• _EXERCISE BRIEF_
Work through the listing below, copying each line that carries the word "Core".

________________________________________

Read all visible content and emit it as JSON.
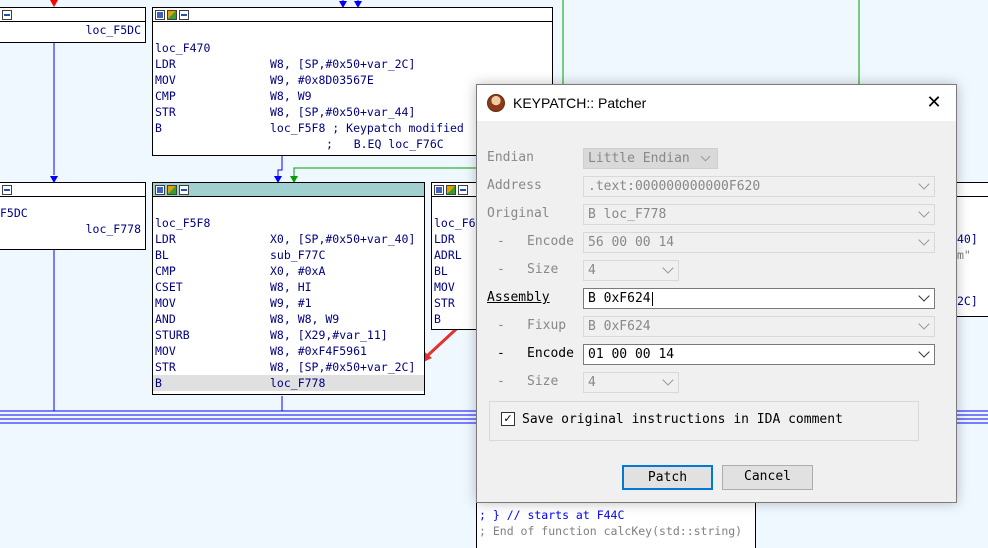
{
  "graph": {
    "node_left_top": {
      "value": "loc_F5DC"
    },
    "node_left_mid": {
      "label": "F5DC",
      "value": "loc_F778"
    },
    "node_top": {
      "label": "loc_F470",
      "rows": [
        {
          "mn": "LDR",
          "op": "W8, [SP,#0x50+var_2C]"
        },
        {
          "mn": "MOV",
          "op": "W9, #0x8D03567E"
        },
        {
          "mn": "CMP",
          "op": "W8, W9"
        },
        {
          "mn": "STR",
          "op": "W8, [SP,#0x50+var_44]"
        },
        {
          "mn": "B",
          "op": "loc_F5F8 ; Keypatch modified"
        }
      ],
      "continuation": ";   B.EQ loc_F76C"
    },
    "node_main": {
      "label": "loc_F5F8",
      "rows": [
        {
          "mn": "LDR",
          "op": "X0, [SP,#0x50+var_40]"
        },
        {
          "mn": "BL",
          "op": "sub_F77C"
        },
        {
          "mn": "CMP",
          "op": "X0, #0xA"
        },
        {
          "mn": "CSET",
          "op": "W8, HI"
        },
        {
          "mn": "MOV",
          "op": "W9, #1"
        },
        {
          "mn": "AND",
          "op": "W8, W8, W9"
        },
        {
          "mn": "STURB",
          "op": "W8, [X29,#var_11]"
        },
        {
          "mn": "MOV",
          "op": "W8, #0xF4F5961"
        },
        {
          "mn": "STR",
          "op": "W8, [SP,#0x50+var_2C]"
        },
        {
          "mn": "B",
          "op": "loc_F778"
        }
      ]
    },
    "node_right": {
      "label": "loc_F6",
      "mnemonics": [
        "LDR",
        "ADRL",
        "BL",
        "MOV",
        "STR",
        "B"
      ],
      "right_fragments": [
        "40]",
        "m\"",
        "2C]"
      ]
    },
    "bottom_node": {
      "line1": "; } // starts at F44C",
      "line2": "; End of function calcKey(std::string)"
    }
  },
  "dialog": {
    "title": "KEYPATCH:: Patcher",
    "close_glyph": "✕",
    "fields": {
      "endian": {
        "label": "Endian",
        "value": "Little Endian"
      },
      "address": {
        "label": "Address",
        "value": ".text:000000000000F620"
      },
      "original": {
        "label": "Original",
        "value": "B loc_F778"
      },
      "orig_encode": {
        "prefix": "-",
        "label": "Encode",
        "value": "56 00 00 14"
      },
      "orig_size": {
        "prefix": "-",
        "label": "Size",
        "value": "4"
      },
      "assembly": {
        "label": "Assembly",
        "value": "B 0xF624"
      },
      "fixup": {
        "prefix": "-",
        "label": "Fixup",
        "value": "B 0xF624"
      },
      "encode": {
        "prefix": "-",
        "label": "Encode",
        "value": "01 00 00 14"
      },
      "size": {
        "prefix": "-",
        "label": "Size",
        "value": "4"
      }
    },
    "save_comment": {
      "label": "Save original instructions in IDA comment",
      "checked": true,
      "check_glyph": "✓"
    },
    "patch_button": "Patch",
    "cancel_button": "Cancel"
  },
  "colors": {
    "background": "#f0f8ff",
    "edge_blue": "#0000ff",
    "edge_green": "#00a000",
    "edge_red": "#ff0000",
    "arrow_red": "#e53030",
    "selected_header": "#a0d0d0"
  }
}
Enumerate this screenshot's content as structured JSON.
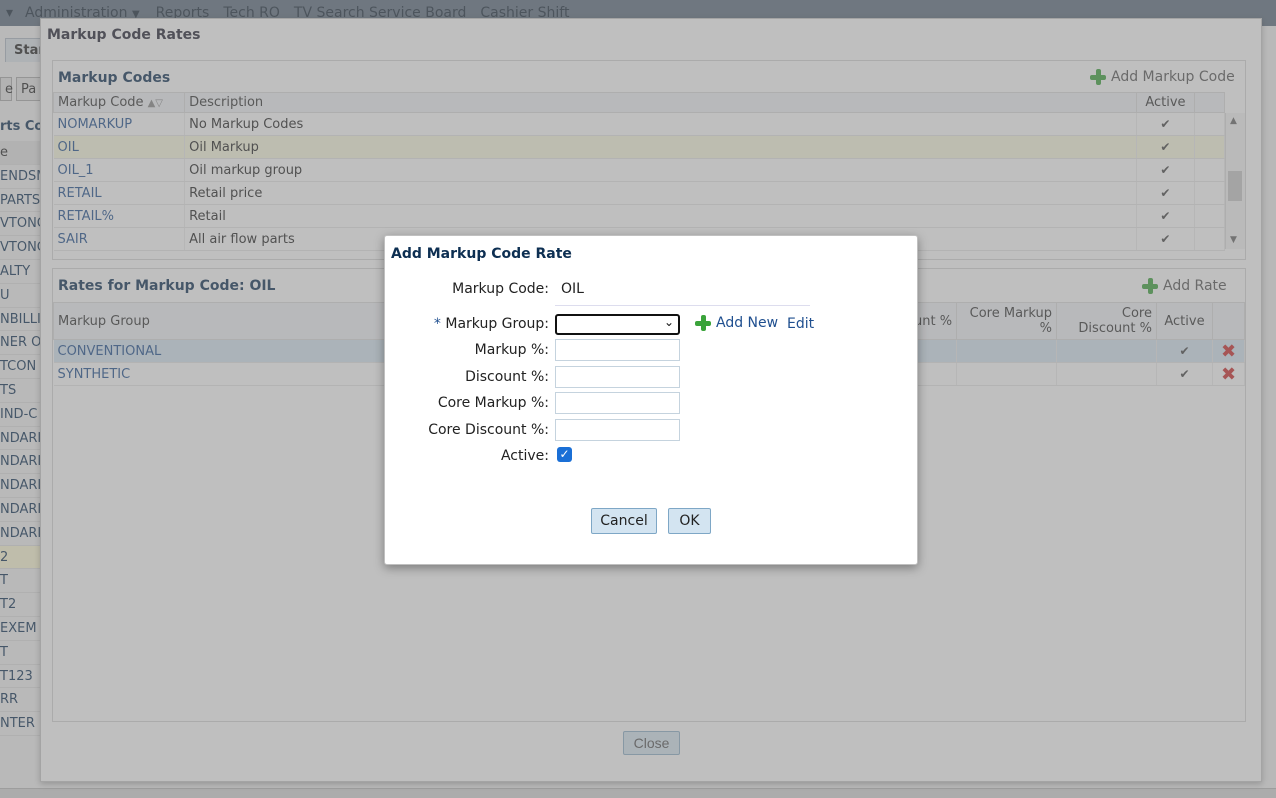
{
  "menubar": {
    "items": [
      "Administration",
      "Reports",
      "Tech RO",
      "TV Search Service Board",
      "Cashier Shift"
    ]
  },
  "background": {
    "tab": "Star",
    "btn1": "e",
    "btn2": "Pa",
    "parts_title": "rts Co",
    "list": [
      "e",
      "ENDSM",
      "PARTS",
      "VTONC",
      "VTONC",
      "ALTY",
      "U",
      "NBILLI",
      "NER O",
      "TCON",
      "TS",
      "IND-C",
      "NDARI",
      "NDARI",
      "NDARI",
      "NDARI",
      "NDARI",
      "",
      "2",
      "T",
      "T2",
      "EXEM",
      "T",
      "T123",
      "RR",
      "NTER"
    ]
  },
  "window": {
    "title": "Markup Code Rates",
    "close_label": "Close",
    "markup_codes": {
      "title": "Markup Codes",
      "add_label": "Add Markup Code",
      "columns": [
        "Markup Code",
        "Description",
        "Active"
      ],
      "rows": [
        {
          "code": "NOMARKUP",
          "desc": "No Markup Codes"
        },
        {
          "code": "OIL",
          "desc": "Oil Markup"
        },
        {
          "code": "OIL_1",
          "desc": "Oil markup group"
        },
        {
          "code": "RETAIL",
          "desc": "Retail price"
        },
        {
          "code": "RETAIL%",
          "desc": "Retail"
        },
        {
          "code": "SAIR",
          "desc": "All air flow parts"
        }
      ]
    },
    "rates": {
      "title": "Rates for Markup Code: OIL",
      "add_label": "Add Rate",
      "columns": [
        "Markup Group",
        "unt %",
        "Core Markup %",
        "Core Discount %",
        "Active"
      ],
      "rows": [
        {
          "group": "CONVENTIONAL"
        },
        {
          "group": "SYNTHETIC"
        }
      ]
    }
  },
  "dialog": {
    "title": "Add Markup Code Rate",
    "markup_code_label": "Markup Code:",
    "markup_code_value": "OIL",
    "required_mark": "*",
    "markup_group_label": "Markup Group:",
    "add_new_label": "Add New",
    "edit_label": "Edit",
    "markup_pct_label": "Markup %:",
    "discount_pct_label": "Discount %:",
    "core_markup_pct_label": "Core Markup %:",
    "core_discount_pct_label": "Core Discount %:",
    "active_label": "Active:",
    "active_checked": true,
    "cancel_label": "Cancel",
    "ok_label": "OK"
  }
}
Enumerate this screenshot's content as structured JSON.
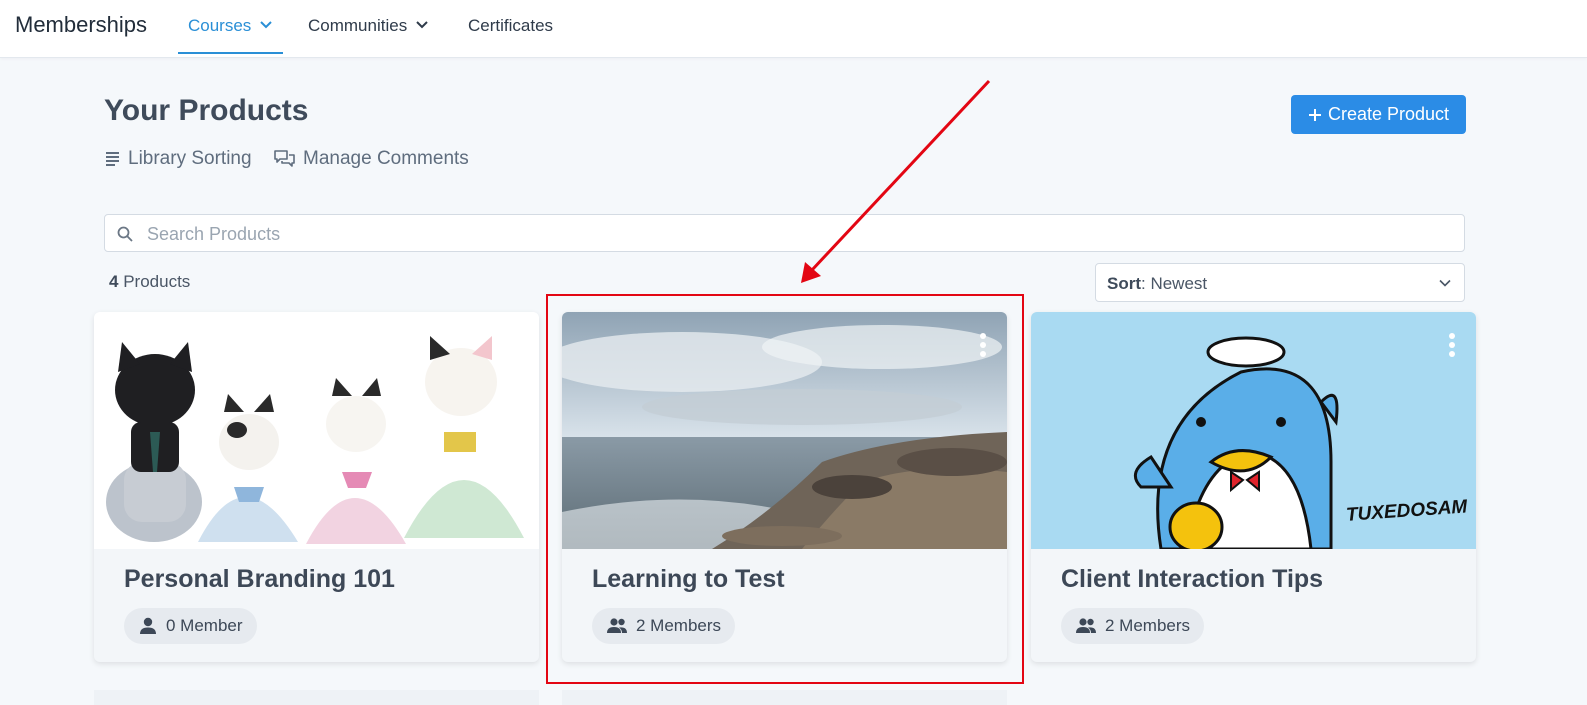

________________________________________

• _YOUR SOLUTION_
        "Core Markup %",
        "Core Discount %",
    "core_markup_pct_label": "Core Markup %:",
    "core_discount_pct_label": "Core Discount %:",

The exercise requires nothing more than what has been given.